About fifteen years ago, I made what turned out to be a costly error in judgement. Harpercollins made me a generous offer on my second novel, which I hadn’t written yet. But I was still flush with newly published writer egomania, to that point where I wasn’t quite satisfied with their offer. For one thing, I was hoping the second book would come out in hardcover, for reasons that I can’t even explain now. But it was important to me at the time. After meeting both my editor and my agent for lunch to talk about the offer, my editor told me that he thought he could probably come through with the hardcover deal if we waited until I finished the book. But that meant I would have to turn down their current offer. So I did. And I’ve been paying for it ever since.
There were two things I didn’t know at the time. One was that you can never count on an editor, especially a young, recently hired editor, to stay at a major publisher. The second was that once you are in with a major publisher, you should never cut ties with them unless you have a very good reason. Mine was flimsy at best, based on my own ego and greed. And the predictable happened. Right about the time I finished the novel, my editor announced that he was sorry, but he was leaving Harpercollins. The editor that he referred me to was not interested.
The other thing I didn’t realize at the time was just how much your sales can be boosted by being associated with a major publisher. Although it has been a scramble since then to get my books out there, I have been more fortunate than many, but the results have been a fraction of what they were with that first novel, with its national distribution and press. I was reviewed in the Times, and made the San Francisco Chronicle’s bestseller list.
But perhaps the most painful cost of this error has been the shift in respect that came about because I was no longer affiliated with a major publisher. Apparently there is a club, and I had no idea how lucky I was to be part of that club. Oh, I was thrilled to be published, and very proud that Harpercollins had chosen me. I knew the odds. But I did not realize that if you step away from the club, your chances of ever being accepted again are infinitesimal. Because the assumption is always that you must have failed them somehow or you’d still be there. And of course, these decisions are also based on the numbers, and when your next few books are published by small presses, the numbers don’t work. So you’re stuck. Your numbers will never be what they were, and it’s not based on talent or quality, or how nice you are, or how easy you are to work with. It’s all about the numbers.
I recently contacted my first agent, the one who negotiated the deal for my first novel, and asked him whether he would consider working with me again on the new book I’m writing, which I am hoping will get me back in the door. My last book has made something of a mark, at least in terms of a small press book (it has still sold a fraction of what my first book did), so I thought that momentum might work in my favor. But he wouldn’t even look at the book. He looked at the sales from the last few books and said straight out, “No one will buy this.”
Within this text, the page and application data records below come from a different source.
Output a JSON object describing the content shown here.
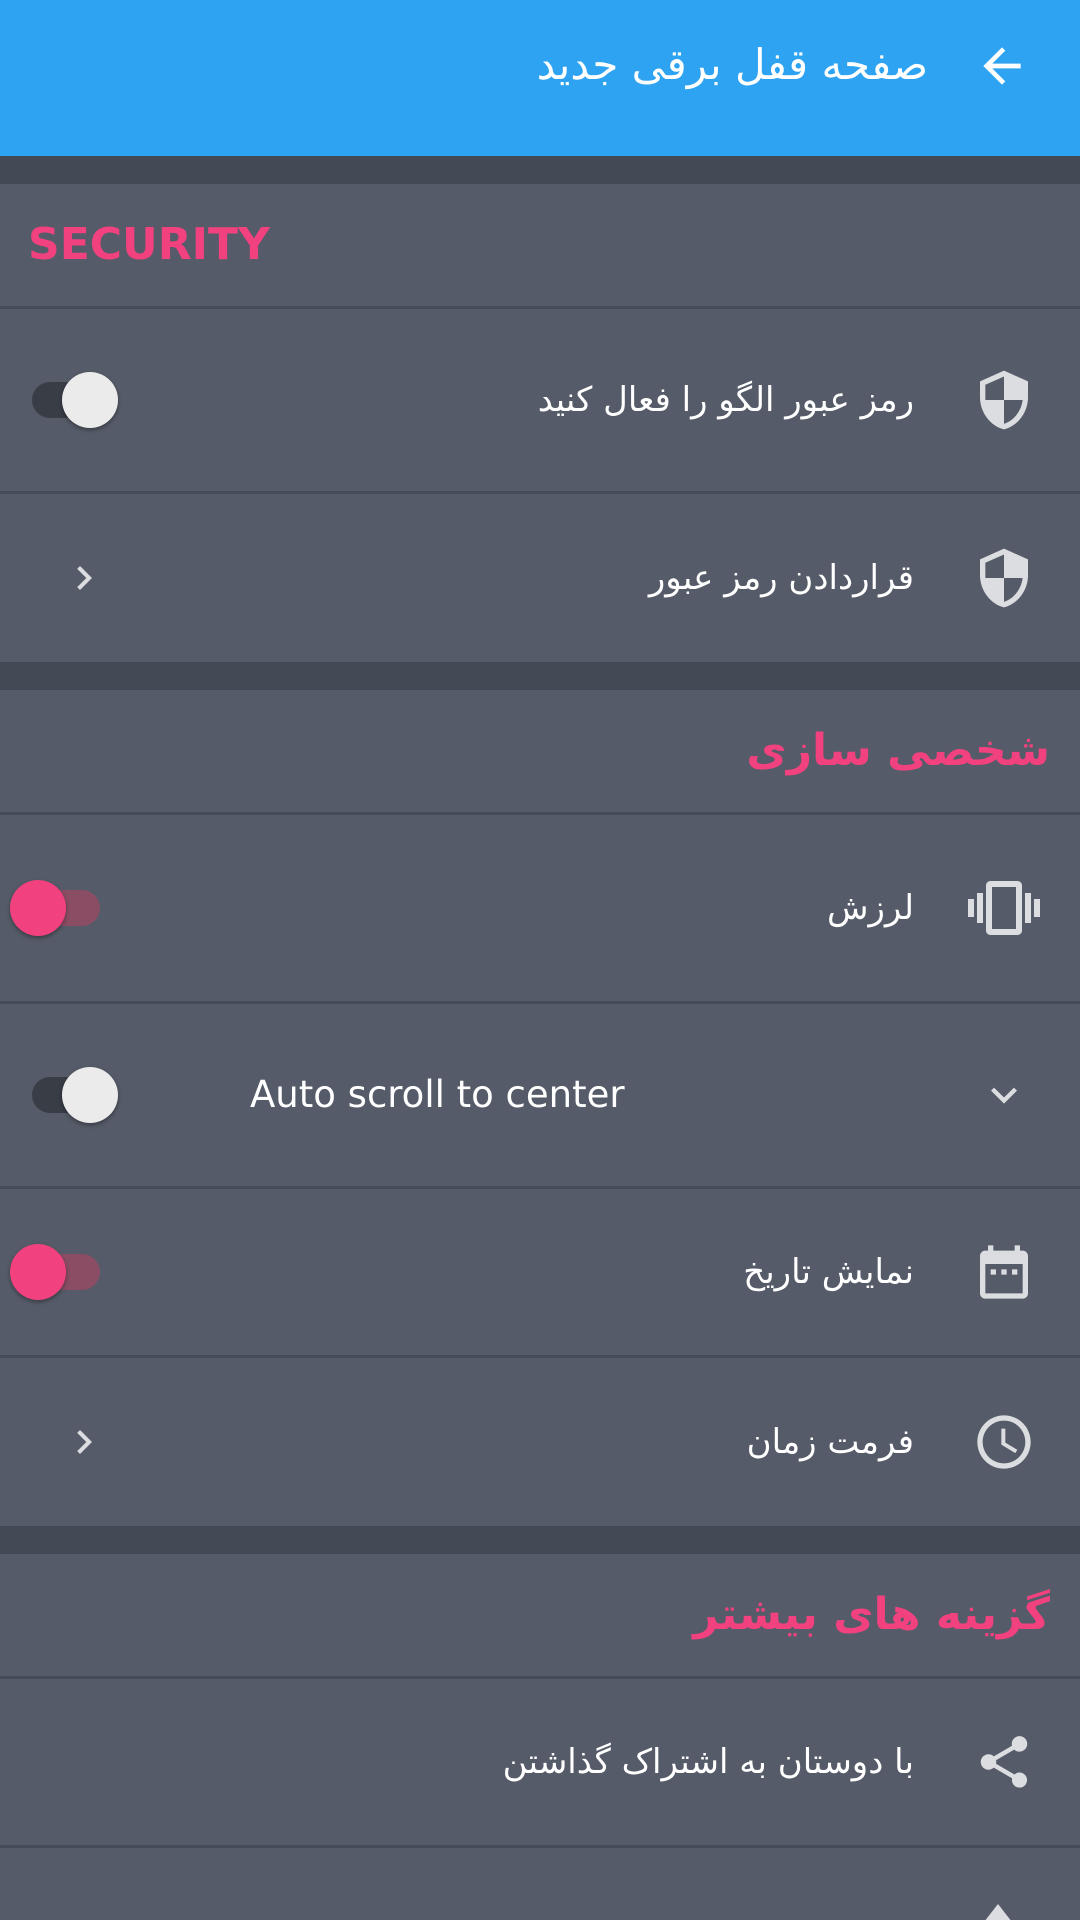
{
  "appbar": {
    "title": "صفحه قفل برقی جدید",
    "back_icon": "arrow-back-icon",
    "background": "#2ea3f2"
  },
  "accent_color": "#f2417f",
  "sections": [
    {
      "header": "SECURITY",
      "items": [
        {
          "label": "رمز عبور الگو را فعال کنید",
          "icon": "shield-icon",
          "control": "toggle",
          "checked": false
        },
        {
          "label": "قراردادن رمز عبور",
          "icon": "shield-icon",
          "control": "chevron"
        }
      ]
    },
    {
      "header": "شخصی سازی",
      "items": [
        {
          "label": "لرزش",
          "icon": "vibration-icon",
          "control": "toggle",
          "checked": false
        },
        {
          "label": "Auto scroll to center",
          "icon": "chevron-down-icon",
          "control": "toggle",
          "checked": false
        },
        {
          "label": "نمایش تاریخ",
          "icon": "calendar-icon",
          "control": "toggle",
          "checked": false
        },
        {
          "label": "فرمت زمان",
          "icon": "clock-icon",
          "control": "chevron"
        }
      ]
    },
    {
      "header": "گزینه های بیشتر",
      "items": [
        {
          "label": "با دوستان به اشتراک گذاشتن",
          "icon": "share-icon",
          "control": "none"
        }
      ]
    }
  ]
}
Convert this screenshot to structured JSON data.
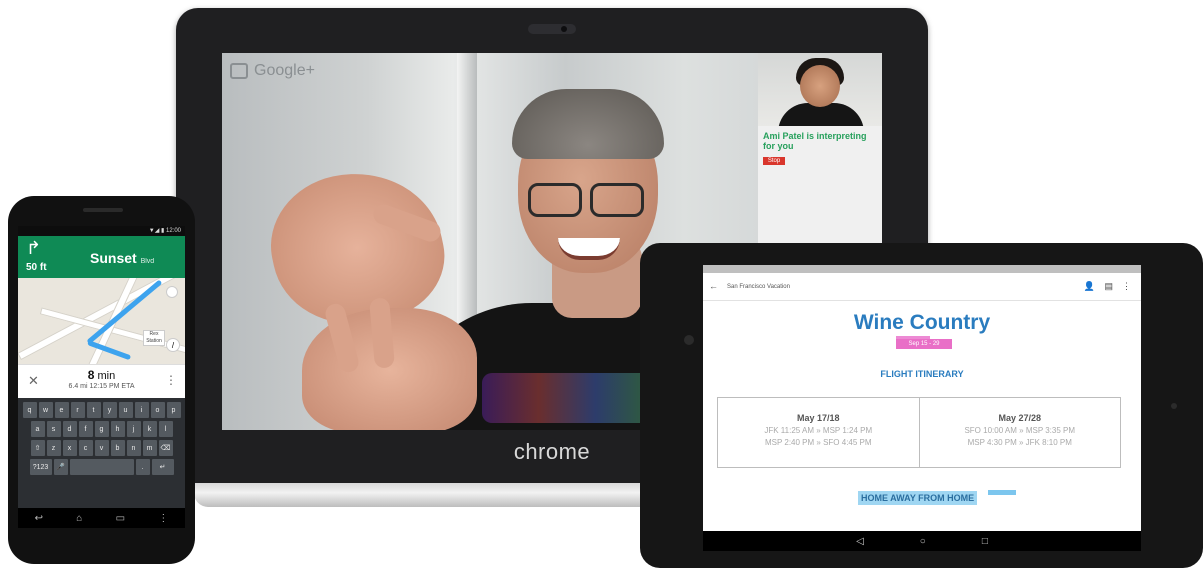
{
  "laptop": {
    "brand": "chrome",
    "hangout": {
      "logo_text": "Google+",
      "interpreter_message": "Ami Patel is interpreting for you",
      "stop_button": "Stop"
    }
  },
  "phone": {
    "status": "▼◢ ▮ 12:00",
    "nav": {
      "turn_icon": "turn-right-icon",
      "distance": "50 ft",
      "street": "Sunset",
      "street_suffix": "Blvd"
    },
    "map": {
      "label": "Rex Station"
    },
    "eta": {
      "time": "8",
      "time_unit": "min",
      "detail": "6.4 mi   12:15 PM ETA"
    },
    "keyboard": {
      "row1": [
        "q",
        "w",
        "e",
        "r",
        "t",
        "y",
        "u",
        "i",
        "o",
        "p"
      ],
      "row2": [
        "a",
        "s",
        "d",
        "f",
        "g",
        "h",
        "j",
        "k",
        "l"
      ],
      "row3": [
        "⇧",
        "z",
        "x",
        "c",
        "v",
        "b",
        "n",
        "m",
        "⌫"
      ],
      "row4": [
        "?123",
        "🎤",
        "",
        ".",
        "↵"
      ]
    },
    "navbar": [
      "↩",
      "⌂",
      "▭",
      "⋮"
    ]
  },
  "tablet": {
    "header": {
      "name": "San Francisco Vacation"
    },
    "doc": {
      "title": "Wine Country",
      "highlight": "Sep 15 - 29",
      "section1": "FLIGHT ITINERARY",
      "flights": [
        {
          "date": "May 17/18",
          "line1": "JFK 11:25 AM » MSP 1:24 PM",
          "line2": "MSP 2:40 PM » SFO 4:45 PM"
        },
        {
          "date": "May 27/28",
          "line1": "SFO 10:00 AM » MSP 3:35 PM",
          "line2": "MSP 4:30 PM » JFK 8:10 PM"
        }
      ],
      "section2": "HOME AWAY FROM HOME"
    },
    "navbar": [
      "◁",
      "○",
      "□"
    ]
  }
}
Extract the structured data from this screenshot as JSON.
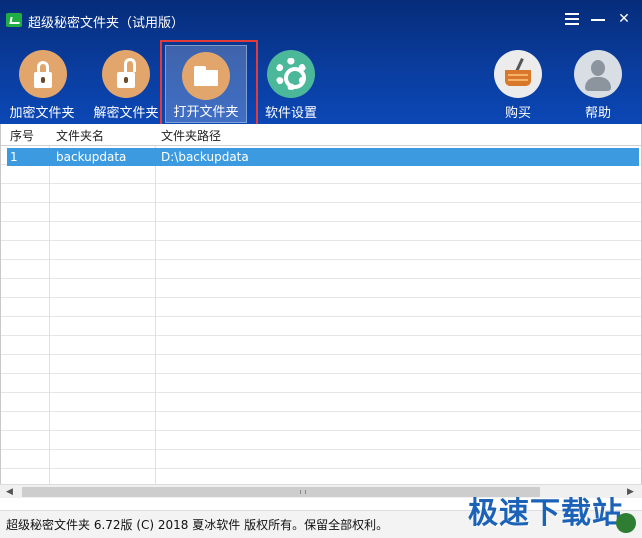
{
  "window": {
    "title": "超级秘密文件夹（试用版）",
    "controls": {
      "menu": "menu-icon",
      "minimize": "minimize-icon",
      "close": "✕"
    }
  },
  "toolbar": {
    "encrypt_label": "加密文件夹",
    "decrypt_label": "解密文件夹",
    "open_label": "打开文件夹",
    "settings_label": "软件设置",
    "buy_label": "购买",
    "help_label": "帮助"
  },
  "table": {
    "columns": [
      "序号",
      "文件夹名",
      "文件夹路径"
    ],
    "rows": [
      {
        "index": "1",
        "name": "backupdata",
        "path": "D:\\backupdata",
        "selected": true
      }
    ]
  },
  "scrollbar": {
    "left_arrow": "◀",
    "right_arrow": "▶"
  },
  "status": {
    "text": "超级秘密文件夹 6.72版 (C) 2018 夏冰软件 版权所有。保留全部权利。"
  },
  "watermark": {
    "text": "极速下载站"
  },
  "colors": {
    "header": "#0a3d9e",
    "selection": "#3c9be0",
    "highlight_border": "#e33a3a",
    "watermark": "#1c63b8"
  }
}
I know this is a luxury problem. I know there are thousands of writers out there who would give anything to be in my position. I’ve been fortunate. So I’m not complaining. But I wanted to tell this story for another reason. Most people assume, and I certainly did before I got involved in this business, that once you have a few books published, you are probably raking in the dough, and that getting the next one published is a given. I recently got the biggest royalty check I’ve ever had since my first novel, and it was for a grand total of $3000. For six months. Anyone who can live on $500/month, raise your hand. That’s what I thought.
So if you ever wonder why some of us are constantly trying to promote our books, it’s not because we’re trying to add more millions to those we already have. It’s because we’re trying to survive. It’s because we’re hoping against all odds that we might just be able to sell enough of the most recent book to attract some interest for the next one. It’s an uphill battle every step, and I know very few writers who aren’t in the same boat.
I have one more item on my agenda here, and it’s to apologize to anyone that I treated with that smug arrogance of being published by a major publisher. Because now I know what it’s like to be on the receiving end of that snobbery. The people in the club seldom realize they’re being snotty, I think. But there’s a natural assumption, and I remember it well, that you are in the club for a reason. And that others are not in the club for the very same reason. So now that I know this not to be true, I would like to apologize to the Richard Wheelers of the world, to the Matt Paveliches, the Adrian Jaworts, the Aaron Parretts, and the Tami Haalands. These are people whose writing I greatly admire, and they are people who carry themselves with much more dignity than many of the people in the club. Of course there are exceptions there, too. I have many good friends who have managed to be in the club without letting it go to their heads, people like David Abrams, Kim Barnes, Larry Watson, Jamie Ford. I treasure these friendships.
So please be kind to your writer friends. Please don’t expect them to give you copies of their books, because those copies cost them money. Please don’t hold it against them if they talk about their books more than you would like. They really can’t help themselves. Because it’s pretty much all we think about.